lacked standing to sue. A de facto moratorium has been in place in New York since 2008, when the state began
work on a Supplemental Generic Environmental Impact Statement (“SGEIS”) for hydraulic fracturing. Although
the New York Department of Environmental Conservation claimed that it would conclude the SGEIS in 2009,
the Department has still not issued a final SGEIS. Presently, DEC’s work is on hold as it awaits the completion
of a separate New York State Department of Health review of hydraulic fracturing that has been ongoing for two
Sidley is pleased to announce that our
weekly update “This Week in Hydraulic
Fracturing” is now available as a blog on
the internet. Please visit The Sidley Shale and
Hydraulic Fracturing Report.
Firm clients and other interested parties
can now sign up for email alerts that will
notify them when new posts are added to
the blog. If you have any editorial
questions or comments, you should
contact Roger Martella (DC), Sam
Boxerman (DC), Joel Visser (DC) or Jim
Wedeking (DC) or Katharine Newman
(CH). SIDLEY SHALE GAS AND HYDRAULIC FRACTURING REPORT
U.K. opens shale development licenses for bidding. The U.K.’s Department of Energy and Climate
Change is putting up licenses for bids that will allow energy companies to begin exploratory shale drilling. Prime
Minister David Cameron said his government is “going all out for shale” in an effort to boost Britain’s energy
self-sufficiency. Shale exploration in the U.K. has been subject to a moratorium for the past three years, after
drilling by Cuadrilla Resources in northern England allegedly contributed to small scale tremors. The licenses
are the first step in the exploration process but do not give outright permission to drill. Oil and gas exploration
companies must also obtain planning permission, environmental permits and health and safety approvals before
they can receive final go-ahead to drill, a process that means it will be several years before new drilling actually

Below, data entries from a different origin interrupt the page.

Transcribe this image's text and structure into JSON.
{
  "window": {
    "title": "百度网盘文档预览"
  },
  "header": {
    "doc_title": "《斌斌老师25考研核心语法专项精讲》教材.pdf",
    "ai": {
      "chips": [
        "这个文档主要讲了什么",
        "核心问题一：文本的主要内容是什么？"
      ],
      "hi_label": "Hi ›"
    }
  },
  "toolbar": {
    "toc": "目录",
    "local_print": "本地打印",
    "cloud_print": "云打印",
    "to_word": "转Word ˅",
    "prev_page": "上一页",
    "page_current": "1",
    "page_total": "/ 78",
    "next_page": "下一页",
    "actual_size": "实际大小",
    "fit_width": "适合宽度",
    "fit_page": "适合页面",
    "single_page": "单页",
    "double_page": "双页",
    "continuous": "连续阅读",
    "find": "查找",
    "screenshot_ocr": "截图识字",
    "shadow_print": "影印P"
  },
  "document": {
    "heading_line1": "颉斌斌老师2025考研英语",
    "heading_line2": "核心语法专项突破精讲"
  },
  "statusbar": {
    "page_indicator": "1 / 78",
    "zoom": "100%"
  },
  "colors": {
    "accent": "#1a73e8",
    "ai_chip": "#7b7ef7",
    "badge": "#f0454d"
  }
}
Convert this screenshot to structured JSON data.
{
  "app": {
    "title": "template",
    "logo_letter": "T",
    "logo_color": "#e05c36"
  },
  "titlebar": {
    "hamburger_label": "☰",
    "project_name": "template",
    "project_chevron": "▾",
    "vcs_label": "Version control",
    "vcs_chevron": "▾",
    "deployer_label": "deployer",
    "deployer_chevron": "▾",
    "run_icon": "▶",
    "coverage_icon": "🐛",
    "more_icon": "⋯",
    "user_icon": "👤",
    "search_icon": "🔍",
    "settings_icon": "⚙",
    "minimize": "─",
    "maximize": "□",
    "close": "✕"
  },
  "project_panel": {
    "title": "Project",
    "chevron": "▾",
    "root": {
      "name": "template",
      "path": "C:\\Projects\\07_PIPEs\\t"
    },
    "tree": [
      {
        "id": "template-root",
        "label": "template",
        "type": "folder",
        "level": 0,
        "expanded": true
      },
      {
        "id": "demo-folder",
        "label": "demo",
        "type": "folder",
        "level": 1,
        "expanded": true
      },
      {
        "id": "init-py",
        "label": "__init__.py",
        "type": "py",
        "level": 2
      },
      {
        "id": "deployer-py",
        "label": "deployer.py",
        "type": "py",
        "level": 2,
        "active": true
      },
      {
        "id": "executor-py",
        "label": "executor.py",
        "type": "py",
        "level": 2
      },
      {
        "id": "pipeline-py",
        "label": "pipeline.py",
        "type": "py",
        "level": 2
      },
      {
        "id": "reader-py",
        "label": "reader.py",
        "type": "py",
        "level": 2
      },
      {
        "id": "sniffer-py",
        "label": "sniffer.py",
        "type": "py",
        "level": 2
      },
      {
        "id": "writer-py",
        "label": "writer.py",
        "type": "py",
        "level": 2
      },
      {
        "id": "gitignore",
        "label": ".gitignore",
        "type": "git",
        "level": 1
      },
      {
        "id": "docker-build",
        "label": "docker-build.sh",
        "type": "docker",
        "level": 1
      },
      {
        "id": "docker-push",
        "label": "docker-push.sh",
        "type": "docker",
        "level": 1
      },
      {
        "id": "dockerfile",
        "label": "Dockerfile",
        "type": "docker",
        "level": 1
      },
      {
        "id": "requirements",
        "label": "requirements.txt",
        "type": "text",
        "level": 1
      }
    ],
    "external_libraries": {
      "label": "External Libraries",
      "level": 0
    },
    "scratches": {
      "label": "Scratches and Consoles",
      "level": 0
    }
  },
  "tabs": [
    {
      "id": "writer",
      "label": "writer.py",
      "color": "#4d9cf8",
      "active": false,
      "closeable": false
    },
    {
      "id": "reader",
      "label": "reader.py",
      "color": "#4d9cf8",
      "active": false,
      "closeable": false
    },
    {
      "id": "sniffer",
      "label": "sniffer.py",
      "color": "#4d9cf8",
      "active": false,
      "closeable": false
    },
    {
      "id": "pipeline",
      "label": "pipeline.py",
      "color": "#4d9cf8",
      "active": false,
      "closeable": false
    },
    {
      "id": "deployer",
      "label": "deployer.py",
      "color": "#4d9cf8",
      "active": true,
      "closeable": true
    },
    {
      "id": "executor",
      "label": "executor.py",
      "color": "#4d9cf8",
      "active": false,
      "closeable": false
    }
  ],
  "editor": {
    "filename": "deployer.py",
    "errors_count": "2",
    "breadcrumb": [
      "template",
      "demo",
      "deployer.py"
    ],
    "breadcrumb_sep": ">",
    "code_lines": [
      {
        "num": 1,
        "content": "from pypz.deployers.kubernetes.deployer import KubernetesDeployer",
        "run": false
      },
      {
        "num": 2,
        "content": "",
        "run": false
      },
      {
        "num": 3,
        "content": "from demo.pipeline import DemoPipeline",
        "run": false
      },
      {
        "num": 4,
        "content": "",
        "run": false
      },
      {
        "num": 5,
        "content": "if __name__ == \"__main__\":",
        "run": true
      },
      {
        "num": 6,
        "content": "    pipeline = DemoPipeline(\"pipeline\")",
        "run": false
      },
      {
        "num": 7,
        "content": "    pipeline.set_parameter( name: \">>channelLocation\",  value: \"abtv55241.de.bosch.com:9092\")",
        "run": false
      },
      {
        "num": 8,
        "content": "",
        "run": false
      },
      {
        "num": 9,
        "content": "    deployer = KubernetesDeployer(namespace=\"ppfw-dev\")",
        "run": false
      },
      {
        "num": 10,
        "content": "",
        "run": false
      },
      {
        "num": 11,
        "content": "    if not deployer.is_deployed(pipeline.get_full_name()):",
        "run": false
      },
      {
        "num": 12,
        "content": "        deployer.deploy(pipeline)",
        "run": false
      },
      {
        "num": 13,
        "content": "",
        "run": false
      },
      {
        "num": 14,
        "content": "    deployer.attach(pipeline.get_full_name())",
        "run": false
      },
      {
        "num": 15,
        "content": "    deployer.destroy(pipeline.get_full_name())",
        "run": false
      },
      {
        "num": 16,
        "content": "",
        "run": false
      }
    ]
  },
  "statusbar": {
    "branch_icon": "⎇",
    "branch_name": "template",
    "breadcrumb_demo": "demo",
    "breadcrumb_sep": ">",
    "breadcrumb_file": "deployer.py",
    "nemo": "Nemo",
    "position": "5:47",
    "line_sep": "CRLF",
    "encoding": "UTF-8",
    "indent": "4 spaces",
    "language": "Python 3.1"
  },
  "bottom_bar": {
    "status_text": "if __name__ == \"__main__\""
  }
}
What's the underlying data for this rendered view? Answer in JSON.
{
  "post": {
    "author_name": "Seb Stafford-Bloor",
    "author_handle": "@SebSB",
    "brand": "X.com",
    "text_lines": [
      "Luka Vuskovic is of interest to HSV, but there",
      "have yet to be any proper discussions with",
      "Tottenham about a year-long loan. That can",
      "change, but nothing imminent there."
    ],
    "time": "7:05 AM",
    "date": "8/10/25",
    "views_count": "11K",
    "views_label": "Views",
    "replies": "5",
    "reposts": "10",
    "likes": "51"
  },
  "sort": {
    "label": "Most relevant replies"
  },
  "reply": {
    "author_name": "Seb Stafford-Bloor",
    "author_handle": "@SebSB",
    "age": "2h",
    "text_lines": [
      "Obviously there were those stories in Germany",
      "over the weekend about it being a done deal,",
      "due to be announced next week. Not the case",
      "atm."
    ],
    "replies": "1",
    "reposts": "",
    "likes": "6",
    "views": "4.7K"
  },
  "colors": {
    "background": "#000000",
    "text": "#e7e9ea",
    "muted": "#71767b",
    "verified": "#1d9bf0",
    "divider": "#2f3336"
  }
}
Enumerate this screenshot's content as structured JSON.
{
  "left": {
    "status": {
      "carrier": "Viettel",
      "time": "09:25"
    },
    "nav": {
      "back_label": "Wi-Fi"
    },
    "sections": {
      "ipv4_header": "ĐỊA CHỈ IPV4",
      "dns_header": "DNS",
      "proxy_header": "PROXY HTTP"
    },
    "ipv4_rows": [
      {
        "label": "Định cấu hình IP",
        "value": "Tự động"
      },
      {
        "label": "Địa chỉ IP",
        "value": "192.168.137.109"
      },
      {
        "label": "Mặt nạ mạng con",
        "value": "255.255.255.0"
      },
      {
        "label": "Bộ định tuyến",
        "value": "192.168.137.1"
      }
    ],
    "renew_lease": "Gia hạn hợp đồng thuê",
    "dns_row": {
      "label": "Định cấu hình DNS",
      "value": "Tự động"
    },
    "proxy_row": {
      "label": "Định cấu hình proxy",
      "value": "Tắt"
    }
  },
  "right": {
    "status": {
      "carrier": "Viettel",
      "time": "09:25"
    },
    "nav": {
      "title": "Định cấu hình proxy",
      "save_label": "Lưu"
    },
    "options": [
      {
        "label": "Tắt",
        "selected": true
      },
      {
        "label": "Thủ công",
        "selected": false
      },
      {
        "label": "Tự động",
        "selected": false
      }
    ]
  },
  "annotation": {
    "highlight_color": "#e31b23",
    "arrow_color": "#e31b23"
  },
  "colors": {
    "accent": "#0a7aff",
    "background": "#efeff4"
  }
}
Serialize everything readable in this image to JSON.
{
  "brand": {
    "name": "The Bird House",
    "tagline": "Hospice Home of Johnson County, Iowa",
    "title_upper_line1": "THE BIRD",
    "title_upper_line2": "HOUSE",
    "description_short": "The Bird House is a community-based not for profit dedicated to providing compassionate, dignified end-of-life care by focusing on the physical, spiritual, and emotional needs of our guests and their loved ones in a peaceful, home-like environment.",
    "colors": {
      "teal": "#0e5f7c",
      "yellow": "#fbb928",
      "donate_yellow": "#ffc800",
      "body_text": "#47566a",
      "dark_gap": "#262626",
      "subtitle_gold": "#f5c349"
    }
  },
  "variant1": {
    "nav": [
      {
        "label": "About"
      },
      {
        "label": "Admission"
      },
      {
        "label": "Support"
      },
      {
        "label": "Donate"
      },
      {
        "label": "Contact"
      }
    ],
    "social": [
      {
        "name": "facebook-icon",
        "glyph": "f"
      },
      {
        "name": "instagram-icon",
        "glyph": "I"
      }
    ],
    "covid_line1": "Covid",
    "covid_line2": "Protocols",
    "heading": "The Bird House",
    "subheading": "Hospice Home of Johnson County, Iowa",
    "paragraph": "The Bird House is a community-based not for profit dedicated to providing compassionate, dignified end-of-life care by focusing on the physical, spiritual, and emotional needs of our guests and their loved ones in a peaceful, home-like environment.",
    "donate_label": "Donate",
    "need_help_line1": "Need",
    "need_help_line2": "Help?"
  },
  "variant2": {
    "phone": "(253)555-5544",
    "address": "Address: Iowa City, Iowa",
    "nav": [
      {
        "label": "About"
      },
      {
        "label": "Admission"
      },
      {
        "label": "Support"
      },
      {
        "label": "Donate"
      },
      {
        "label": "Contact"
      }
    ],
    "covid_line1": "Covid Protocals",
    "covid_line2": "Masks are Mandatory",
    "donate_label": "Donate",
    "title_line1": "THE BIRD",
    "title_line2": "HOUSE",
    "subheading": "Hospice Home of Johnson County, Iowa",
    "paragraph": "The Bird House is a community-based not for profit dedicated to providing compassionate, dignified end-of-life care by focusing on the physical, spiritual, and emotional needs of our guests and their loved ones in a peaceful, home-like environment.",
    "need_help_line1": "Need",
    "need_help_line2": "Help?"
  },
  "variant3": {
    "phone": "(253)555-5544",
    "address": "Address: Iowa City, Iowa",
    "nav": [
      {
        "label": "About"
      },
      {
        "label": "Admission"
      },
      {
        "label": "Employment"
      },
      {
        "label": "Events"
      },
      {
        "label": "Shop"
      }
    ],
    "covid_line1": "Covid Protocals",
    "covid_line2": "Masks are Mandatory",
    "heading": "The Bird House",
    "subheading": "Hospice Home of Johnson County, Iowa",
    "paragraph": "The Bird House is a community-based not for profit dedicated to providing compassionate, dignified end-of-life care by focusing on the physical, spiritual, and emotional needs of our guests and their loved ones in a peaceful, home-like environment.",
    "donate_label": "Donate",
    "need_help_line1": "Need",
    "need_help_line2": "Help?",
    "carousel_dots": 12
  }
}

commences. The British Geological Survey has estimated that Britain has substantial shale gas reserves of
approximately 1,300 trillion cubic feet, but landowners have little incentive under current law to allow
exploration ,as they are not guaranteed a share of the resources recovered.
European Commission: Poland’s drilling rules violate EU directive. According to the European
Commission, Poland violated the European Union’s Environmental Impact Directive by issuing regulations that
allow for shale drilling at depths up to 5,000 meters without completing an environmental impact assessment.
Recent revisions to Poland’s regulations would exempt most drilling projects from environmental impact
assessments, except for those within 500 meters of sensitive areas. The European Commission is threatening
legal action in the European Court of Justice, if Poland does not commit to revising its regulations. Poland is
seeking to develop shale gas, in part, in an effort to reduce the amount of natural gas it imports from Russia.
Hess to spin-off Bakken midstream assets. Hess Corporation announced that it would spin-off its Bakken
shale midstream assets into a master limited partnership (“MLP”). The new MLP would take interests in Hess’
Bakken crude railway loading terminal, natural gas processing and storage facilities, and pipelines. Industry
analysts had been expecting the move for months as the MLP provides significant tax advantages to investors.
The MLP’s initial public offering will likely take place in the first quarter of 2015.
Texas: No evidence of Barnett shale cancer cluster. The Texas Department of State Health Services
(“DSHS”) re-affirmed its prior 2010 study in failing to find a cluster of blood, brain, breast or lymphatic cancers
in Flower Mound, Texas, located in the Barnett Shale. The study was undertaken in response to a March 2014
paper by University of Texas law professor Rachel Rawlins that criticized DSHS’s 2010 survey for using a 99%
confidence interval in linking drilling activities to cancer diagnoses, claiming that the standard was too high.
The new DSHS study used the 95% confidence interval suggested by Rawlins but reached the same results. Both
DSHS studies found slightly higher incidences of breast cancer in Flower Mound but did not conclude that they
resulted from shale drilling.